The Chinese I work with seem to live simply. They don’t have a lot of possessions– the teachers only have their bunk in the dormitory and a little locker to store their stuff. They don’t seem to have many clothes–mostly a really great pair of shoes (something with some character) and a fabulous shirt, not a t-shirt, but a nice shirt with color and style and maybe some sparkly things or a cartoon character on it. When they get dressed on Monday they get dressed for the week. I figure this is probably because there are no dryers (at least none that I’ve seen) and it takes a couple days for clothes to hang dry in the hanging-dry space in the living quarters. In my apartment the drying space is a nice glassed in balcony with windows to let in the air and a sliding glass door to keep it out of the apartment.

My latest lesson culminated in a resolution to always carry my toothbrush and a spare pair of underwear.

After shopping for instruments (see The Music Street) I was dropped off at the Beijing preschool where Maggie and Molly are staying. It was evening and I worried that I would not make the one-hour subway trip to the bus stop in time to make the last bus to Yanjiao. So I called my roommate, Vivian, to let her know I would stay the night in Beijing with Maggie and Molly.

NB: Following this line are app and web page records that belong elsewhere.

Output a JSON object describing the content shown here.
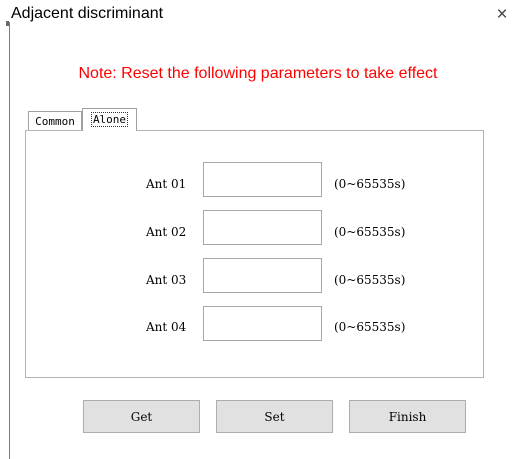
{
  "window": {
    "title": "Adjacent discriminant",
    "close_glyph": "×"
  },
  "note": "Note: Reset the following parameters to take effect",
  "tabs": [
    {
      "label": "Common",
      "active": false
    },
    {
      "label": "Alone",
      "active": true
    }
  ],
  "rows": [
    {
      "label": "Ant 01",
      "value": "",
      "range": "(0~65535s)"
    },
    {
      "label": "Ant 02",
      "value": "",
      "range": "(0~65535s)"
    },
    {
      "label": "Ant 03",
      "value": "",
      "range": "(0~65535s)"
    },
    {
      "label": "Ant 04",
      "value": "",
      "range": "(0~65535s)"
    }
  ],
  "buttons": {
    "get": "Get",
    "set": "Set",
    "finish": "Finish"
  },
  "colors": {
    "note": "#ff0000",
    "button_bg": "#e1e1e1"
  },
  "icons": {
    "close": "close-icon"
  }
}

There just happened to be a bed for me in their room.

The next morning I awoke, got dressed, and headed upstairs (the dormitory is in the basement) to say my goodbyes and head back to work in Yanjiao. To my surprise I ran into the big boss of all the preschools whom I hadn’t seen since a lunch date in October. Right behind him was the business manager from Hohhot, and then there was Nili.

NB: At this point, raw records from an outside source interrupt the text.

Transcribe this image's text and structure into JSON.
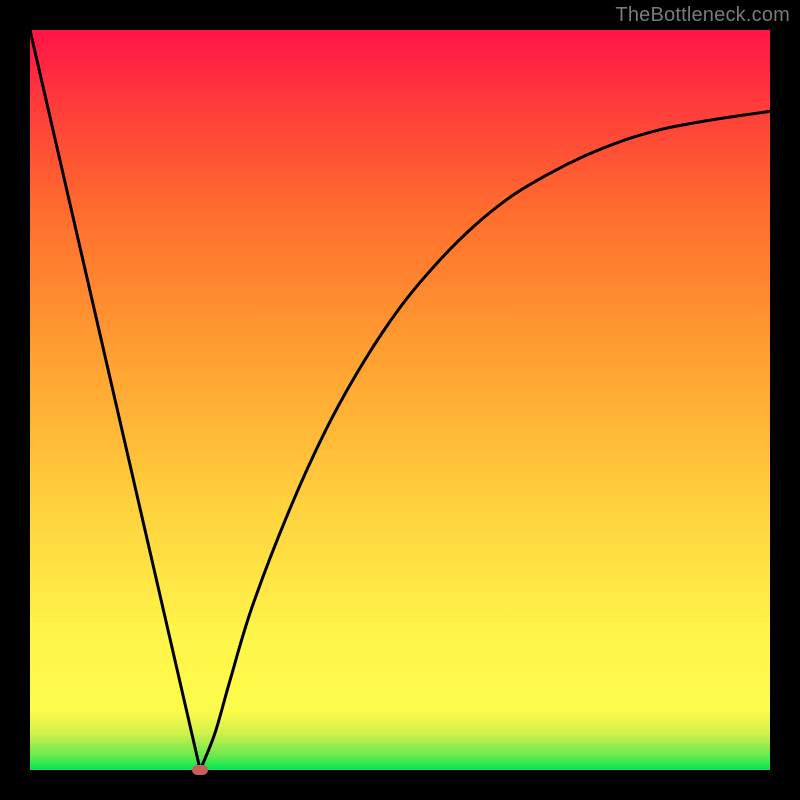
{
  "watermark": "TheBottleneck.com",
  "chart_data": {
    "type": "line",
    "title": "",
    "xlabel": "",
    "ylabel": "",
    "xlim": [
      0,
      100
    ],
    "ylim": [
      0,
      100
    ],
    "grid": false,
    "legend": false,
    "series": [
      {
        "name": "bottleneck-curve",
        "x": [
          0,
          5,
          10,
          15,
          20,
          23,
          25,
          27,
          30,
          35,
          40,
          45,
          50,
          55,
          60,
          65,
          70,
          75,
          80,
          85,
          90,
          95,
          100
        ],
        "values": [
          100,
          78.3,
          56.5,
          34.8,
          13.0,
          0.0,
          5.0,
          12.0,
          22.0,
          35.0,
          46.0,
          55.0,
          62.5,
          68.5,
          73.5,
          77.5,
          80.5,
          83.0,
          85.0,
          86.5,
          87.5,
          88.3,
          89.0
        ]
      }
    ],
    "minimum_marker": {
      "x": 23,
      "value": 0,
      "color": "#c7625b"
    },
    "background_gradient": {
      "stops": [
        {
          "offset": 0.0,
          "color": "#00e651"
        },
        {
          "offset": 0.02,
          "color": "#6cea4f"
        },
        {
          "offset": 0.05,
          "color": "#d2f04c"
        },
        {
          "offset": 0.08,
          "color": "#fcfb4b"
        },
        {
          "offset": 0.18,
          "color": "#fff54a"
        },
        {
          "offset": 0.35,
          "color": "#ffd33e"
        },
        {
          "offset": 0.55,
          "color": "#ffa232"
        },
        {
          "offset": 0.75,
          "color": "#ff6e2e"
        },
        {
          "offset": 0.9,
          "color": "#ff3b3b"
        },
        {
          "offset": 1.0,
          "color": "#ff1446"
        }
      ]
    }
  }
}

Nili is in China to help get the Beijing preschool up and running, to write curriculum for the preschools, and to help train the teachers. Southwestern College is in partnership with our preschools and plans to use the Beijing school as a focus lab school. Nili is a whirlwind of exciting thoughts, ideas, and plans, and boy did she have a plan for me.

After cursory greetings, I was told that I would be going back to Yanjiao to get my things and say goodbye to the staff and students there, and moving to Beijing permanently.


Oh wow, this wasn’t in my plans. Although I had originally been hired for the Beijing preschool, it wasn’t ready when I arrived in August. Nobody had mentioned it to me since. Not even when I had lunch with the big boss in October. I had settled into a comfortable routine in Yanjiao with my friends and co-workers. I had plans for a window garden in the big bedroom window. I had plans to teach the teachers how to play poker and Monopoly. I had plans to learn how to cook yummy Chinese food from Vivian. I was stunned.

Nili explained that the Beijing preschool was in an emergency situation–that we needed to get the classrooms ready for an Open House on the 15th if we had any hopes of having students for the next term (which begins in February after the two weeks of Spring Festival holiday celebrations known in the US as Chinese New Year). She reminded me that I had originally been hired as the Assistant Director for this preschool.

I will admit that I’d been in denial about the possibility of a move because I was finally happy where I was. And, I guess, I thought I’d have a little more heads up to prepare myself.

I wasn’t allowed to leave that day, though. We got right to work planning the classrooms and the details for the Open House. The next two days were a swirl of activity with meetings, shopping trips, cleaning and decorating. Finally, the evening of Thursday the 6th, after having been in the same clothes for three days, without a shower, clean underwear, deodorant, or a toothbrush, I finally insisted on going home to collect my things.

To be continued…
(Really this time. I mean it. It’s even completely written. I just thought this post was getting too long. I promise I’ll publish it tomorrow! ;-))